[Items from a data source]
=== Section Start ===
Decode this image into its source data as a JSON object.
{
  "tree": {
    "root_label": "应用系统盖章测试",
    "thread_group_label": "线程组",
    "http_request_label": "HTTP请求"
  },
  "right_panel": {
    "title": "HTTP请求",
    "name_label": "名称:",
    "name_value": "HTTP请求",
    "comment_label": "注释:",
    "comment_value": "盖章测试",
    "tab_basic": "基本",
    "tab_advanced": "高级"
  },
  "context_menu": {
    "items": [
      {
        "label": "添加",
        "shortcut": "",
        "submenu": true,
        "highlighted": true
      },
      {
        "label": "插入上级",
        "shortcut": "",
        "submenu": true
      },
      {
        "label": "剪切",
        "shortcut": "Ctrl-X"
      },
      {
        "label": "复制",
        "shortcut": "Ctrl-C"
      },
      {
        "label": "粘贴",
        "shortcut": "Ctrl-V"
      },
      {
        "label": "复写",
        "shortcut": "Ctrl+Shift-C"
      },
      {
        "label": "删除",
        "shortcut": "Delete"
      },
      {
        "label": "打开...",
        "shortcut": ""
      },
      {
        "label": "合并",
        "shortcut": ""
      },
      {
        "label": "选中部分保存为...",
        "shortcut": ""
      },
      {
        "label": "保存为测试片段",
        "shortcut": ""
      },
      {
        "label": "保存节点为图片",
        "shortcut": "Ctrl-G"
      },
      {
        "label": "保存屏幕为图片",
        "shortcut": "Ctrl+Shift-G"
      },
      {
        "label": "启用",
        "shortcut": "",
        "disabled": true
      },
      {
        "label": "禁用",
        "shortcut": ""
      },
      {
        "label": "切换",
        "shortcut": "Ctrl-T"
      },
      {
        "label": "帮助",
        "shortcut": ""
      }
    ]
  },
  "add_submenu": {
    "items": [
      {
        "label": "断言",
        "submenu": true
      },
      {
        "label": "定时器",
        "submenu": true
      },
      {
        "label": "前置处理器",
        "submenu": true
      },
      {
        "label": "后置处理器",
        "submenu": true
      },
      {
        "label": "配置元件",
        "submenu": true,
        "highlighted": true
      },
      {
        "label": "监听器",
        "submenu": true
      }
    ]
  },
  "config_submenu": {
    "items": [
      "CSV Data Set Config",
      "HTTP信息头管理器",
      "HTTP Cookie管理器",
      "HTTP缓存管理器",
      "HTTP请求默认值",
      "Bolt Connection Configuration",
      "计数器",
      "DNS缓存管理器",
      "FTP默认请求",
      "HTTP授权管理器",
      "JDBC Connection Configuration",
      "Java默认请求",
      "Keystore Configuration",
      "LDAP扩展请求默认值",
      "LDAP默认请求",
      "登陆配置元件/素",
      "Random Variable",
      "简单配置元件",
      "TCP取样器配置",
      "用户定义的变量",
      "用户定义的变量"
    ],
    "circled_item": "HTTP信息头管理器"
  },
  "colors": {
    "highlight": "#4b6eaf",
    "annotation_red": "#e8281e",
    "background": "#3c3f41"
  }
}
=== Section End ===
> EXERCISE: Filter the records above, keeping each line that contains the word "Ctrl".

> THE ANSWER:
        "shortcut": "Ctrl-X"
        "shortcut": "Ctrl-C"
        "shortcut": "Ctrl-V"
        "shortcut": "Ctrl+Shift-C"
        "shortcut": "Ctrl-G"
        "shortcut": "Ctrl+Shift-G"
        "shortcut": "Ctrl-T"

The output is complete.